I pointed out to him some of the reasons why I felt that the painting had perhaps not been as successful as others he had done. I explained why I felt that the composition of the painting was rather weakened by certain elements, - most of my reasons were based on the "geometry" underlying the image.
This clearly did not go down very well. The response I received was "well, that is far too complicated , I cannot see myself ever thinking about echoes, horizontals, diagonals and stuff like that".
A classic bit of inflexible thinking. While I can understand that some concepts are tricky to comprehend, and perhaps "see" at first glance, nevertheless surely it is worth trying rather than dismissing the whole idea instantly?
I do get it that people like to paint something that excites them. It is the subject-matter that hits their conscious mind, first and foremost. But there are times when what appears to be super subject-matter, turns into a rather boring painting. And then, it is necessary to search for reasons why.
I personally believe that often, the reason why that painting disappoints is because many of the underlying important elements of "what makes a painting work" have been ignored, misunderstood, or simply overlooked.
Painting isn't just about accurately portraying a glorious sunset....or a cute-looking dog ....or an interesting building.
Painting is about all of those things, PLUS loads of other things......amongst them things like this:
- Pattern - the arrangement of light and dark shapes within your rectangle

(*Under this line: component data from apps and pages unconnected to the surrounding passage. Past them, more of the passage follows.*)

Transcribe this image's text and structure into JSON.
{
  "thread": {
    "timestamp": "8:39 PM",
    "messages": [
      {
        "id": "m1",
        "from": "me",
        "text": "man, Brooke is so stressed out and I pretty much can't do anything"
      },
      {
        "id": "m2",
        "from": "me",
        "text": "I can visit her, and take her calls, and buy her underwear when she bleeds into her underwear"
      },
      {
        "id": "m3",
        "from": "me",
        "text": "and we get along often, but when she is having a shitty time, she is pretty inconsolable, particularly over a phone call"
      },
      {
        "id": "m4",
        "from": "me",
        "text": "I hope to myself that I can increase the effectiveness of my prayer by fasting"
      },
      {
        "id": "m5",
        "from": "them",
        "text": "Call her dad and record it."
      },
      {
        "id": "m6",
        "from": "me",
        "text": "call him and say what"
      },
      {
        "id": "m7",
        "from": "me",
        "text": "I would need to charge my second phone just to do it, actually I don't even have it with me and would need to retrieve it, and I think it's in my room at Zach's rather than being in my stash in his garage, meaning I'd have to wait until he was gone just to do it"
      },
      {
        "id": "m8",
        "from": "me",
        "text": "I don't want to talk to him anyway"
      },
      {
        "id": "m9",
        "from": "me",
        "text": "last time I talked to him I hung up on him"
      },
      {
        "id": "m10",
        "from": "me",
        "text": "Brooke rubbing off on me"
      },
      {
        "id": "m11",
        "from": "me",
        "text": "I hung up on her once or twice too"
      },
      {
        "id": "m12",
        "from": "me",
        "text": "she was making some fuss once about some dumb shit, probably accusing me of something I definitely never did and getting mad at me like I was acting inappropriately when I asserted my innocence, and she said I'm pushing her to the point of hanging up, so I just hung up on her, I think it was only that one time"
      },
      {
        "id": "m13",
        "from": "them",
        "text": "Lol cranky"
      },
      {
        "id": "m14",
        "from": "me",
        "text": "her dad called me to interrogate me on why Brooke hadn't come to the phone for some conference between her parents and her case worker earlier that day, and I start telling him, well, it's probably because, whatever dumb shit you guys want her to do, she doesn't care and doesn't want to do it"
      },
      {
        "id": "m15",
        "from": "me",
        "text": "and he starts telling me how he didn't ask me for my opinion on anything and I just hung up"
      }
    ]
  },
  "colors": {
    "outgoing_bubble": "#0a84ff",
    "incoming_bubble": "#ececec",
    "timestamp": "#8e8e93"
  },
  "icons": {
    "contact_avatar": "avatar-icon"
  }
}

- Directing the eye - the path of the viewer's eye, which depends upon visual connections
- The Focal Area - a centre of interest
- Colour - creating colour relationships, using colour theory concepts
- Design - the basics of an attractive "layout" for your image
- Shapes and Edges - thinking about how to create rhythm, balance, emphasis where needed
- Key - thinking about the mood you want to create, and how this can be achieved
OK I will get off my soapbox now.
Here are some images which were painted by a favourite artist of mine - Tony Allain. His work always stops ME in my tracks. And the reason it does, is nothing to do with the subject matter. I love the energy of these images, the confidence of the big shapes, the dynamism, the surprising, exciting colour. I wish I could be half so bold and brave. If you like these, do take a look at more of his works.